What is required: Lines with the word "Details" in them must be copied from the records below.

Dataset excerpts
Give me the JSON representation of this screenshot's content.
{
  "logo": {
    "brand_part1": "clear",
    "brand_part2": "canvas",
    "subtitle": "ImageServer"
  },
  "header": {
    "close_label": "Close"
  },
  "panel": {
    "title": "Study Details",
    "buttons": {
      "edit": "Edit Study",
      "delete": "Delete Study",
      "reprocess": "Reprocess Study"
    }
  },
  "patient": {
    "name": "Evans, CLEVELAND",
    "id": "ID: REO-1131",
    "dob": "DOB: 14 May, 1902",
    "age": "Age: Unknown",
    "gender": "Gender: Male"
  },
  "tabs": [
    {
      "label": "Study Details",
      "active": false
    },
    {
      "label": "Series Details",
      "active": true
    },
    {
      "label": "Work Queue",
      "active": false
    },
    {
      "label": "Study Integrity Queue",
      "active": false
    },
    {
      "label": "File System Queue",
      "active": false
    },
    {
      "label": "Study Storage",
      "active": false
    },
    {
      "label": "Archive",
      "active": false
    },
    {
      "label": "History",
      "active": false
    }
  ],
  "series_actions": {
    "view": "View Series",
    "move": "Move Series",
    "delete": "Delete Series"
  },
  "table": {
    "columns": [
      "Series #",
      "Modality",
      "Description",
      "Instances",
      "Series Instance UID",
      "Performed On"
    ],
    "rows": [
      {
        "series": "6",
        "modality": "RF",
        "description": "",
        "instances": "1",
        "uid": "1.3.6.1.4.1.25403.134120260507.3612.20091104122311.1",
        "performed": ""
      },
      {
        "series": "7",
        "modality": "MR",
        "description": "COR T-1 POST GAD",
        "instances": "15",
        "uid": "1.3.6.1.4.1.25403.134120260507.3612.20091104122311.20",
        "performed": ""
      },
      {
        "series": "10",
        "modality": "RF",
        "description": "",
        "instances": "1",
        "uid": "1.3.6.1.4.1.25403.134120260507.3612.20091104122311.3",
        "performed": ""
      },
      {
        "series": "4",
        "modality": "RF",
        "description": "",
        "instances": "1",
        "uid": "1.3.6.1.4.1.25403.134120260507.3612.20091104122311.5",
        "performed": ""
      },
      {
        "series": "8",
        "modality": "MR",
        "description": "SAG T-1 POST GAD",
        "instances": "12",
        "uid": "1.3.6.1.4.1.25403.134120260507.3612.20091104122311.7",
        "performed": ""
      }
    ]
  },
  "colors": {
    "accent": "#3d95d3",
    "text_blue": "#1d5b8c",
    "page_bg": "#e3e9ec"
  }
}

Answer box:
    "title": "Study Details",
      "label": "Study Details",
      "label": "Series Details",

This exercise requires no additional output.